▶ [Data extracts]:
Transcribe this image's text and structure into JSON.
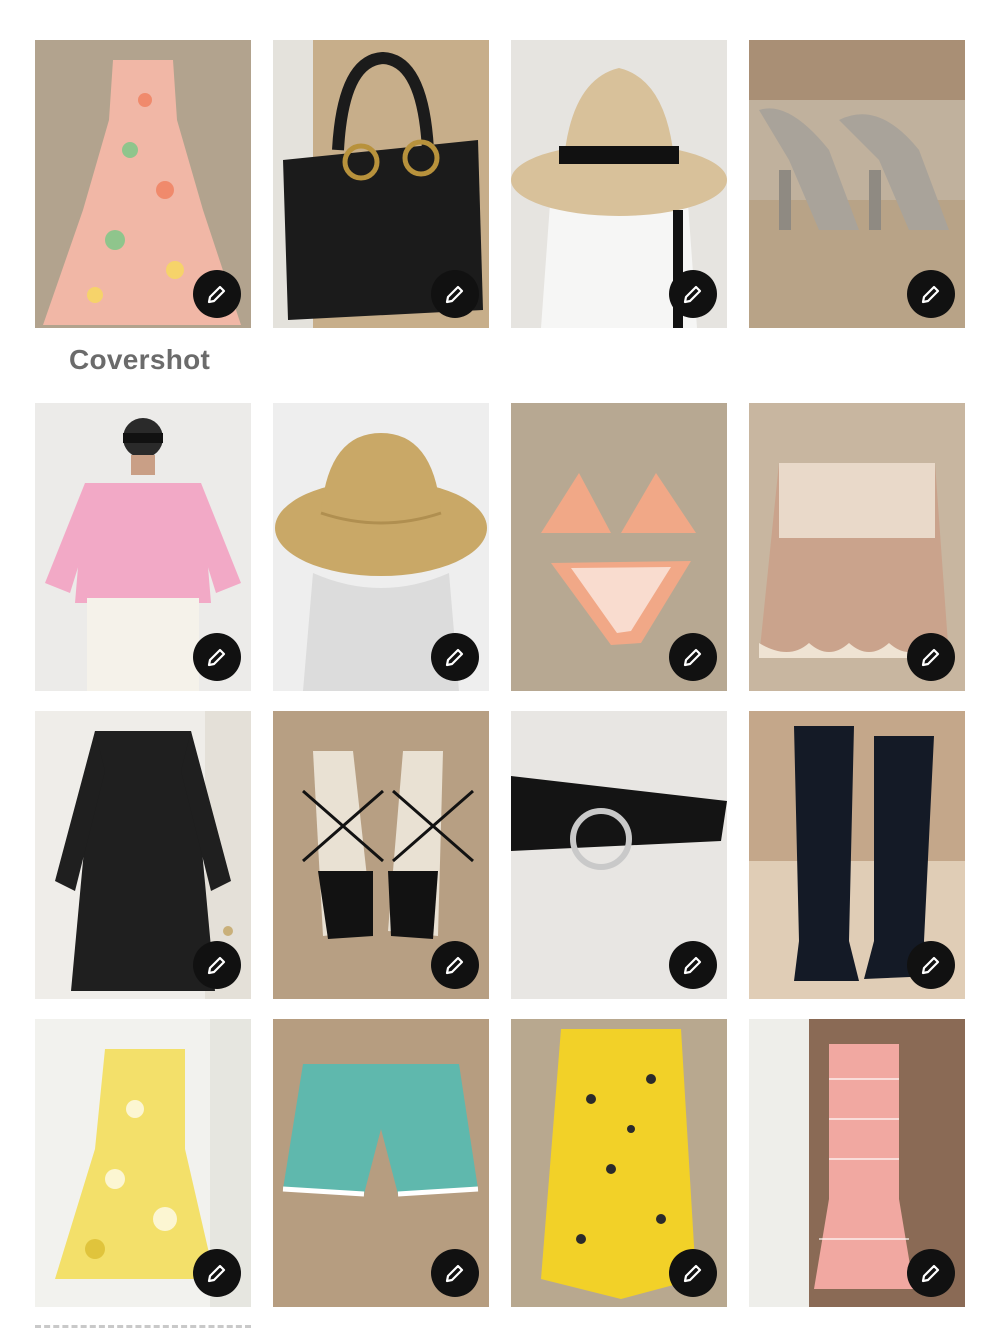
{
  "cover_label": "Covershot",
  "edit_icon": "pencil-icon",
  "items": [
    {
      "name": "floral-maxi-dress",
      "colors": {
        "bg": "#b6a793",
        "main": "#f1b7a6",
        "accent": "#8fc58c"
      }
    },
    {
      "name": "black-leather-handbag",
      "colors": {
        "bg": "#c7ae8a",
        "main": "#1b1b1b",
        "accent": "#b8923c"
      }
    },
    {
      "name": "straw-fedora-hat",
      "colors": {
        "bg": "#e6e4e0",
        "main": "#d8c19a",
        "accent": "#111111"
      }
    },
    {
      "name": "silver-platform-sandals",
      "colors": {
        "bg": "#c0b19d",
        "main": "#a9a39a",
        "accent": "#b8a387"
      }
    },
    {
      "name": "pink-linen-shirt",
      "colors": {
        "bg": "#ecebe9",
        "main": "#f2a9c6",
        "accent": "#f5f2ea"
      }
    },
    {
      "name": "wide-brim-straw-hat",
      "colors": {
        "bg": "#eeeeee",
        "main": "#c9a867",
        "accent": "#dcdcdc"
      }
    },
    {
      "name": "peach-bikini",
      "colors": {
        "bg": "#b7a892",
        "main": "#f1a887",
        "accent": "#ffffff"
      }
    },
    {
      "name": "lace-cami-top",
      "colors": {
        "bg": "#c8b6a0",
        "main": "#caa38c",
        "accent": "#efe3d3"
      }
    },
    {
      "name": "black-wool-coat",
      "colors": {
        "bg": "#efede9",
        "main": "#1f1f1f",
        "accent": "#c9b07a"
      }
    },
    {
      "name": "black-strappy-heels",
      "colors": {
        "bg": "#b79f83",
        "main": "#121212",
        "accent": "#e9e1d3"
      }
    },
    {
      "name": "black-ring-belt",
      "colors": {
        "bg": "#e8e6e3",
        "main": "#141414",
        "accent": "#c9c9c9"
      }
    },
    {
      "name": "black-suede-boots",
      "colors": {
        "bg": "#c4a78a",
        "main": "#141a26",
        "accent": "#e0cdb6"
      }
    },
    {
      "name": "yellow-floral-dress",
      "colors": {
        "bg": "#f2f2ee",
        "main": "#f3e06a",
        "accent": "#ffffff"
      }
    },
    {
      "name": "teal-crochet-shorts",
      "colors": {
        "bg": "#b69d80",
        "main": "#5fb8ad",
        "accent": "#ffffff"
      }
    },
    {
      "name": "yellow-ruched-skirt",
      "colors": {
        "bg": "#b8a88f",
        "main": "#f2d128",
        "accent": "#2b2b2b"
      }
    },
    {
      "name": "pink-gingham-dress",
      "colors": {
        "bg": "#8a6a55",
        "main": "#f1a8a1",
        "accent": "#ffffff"
      }
    }
  ]
}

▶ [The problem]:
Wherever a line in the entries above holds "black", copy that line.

▶ [Your response]:
      "name": "black-leather-handbag",
      "name": "black-wool-coat",
      "name": "black-strappy-heels",
      "name": "black-ring-belt",
      "name": "black-suede-boots",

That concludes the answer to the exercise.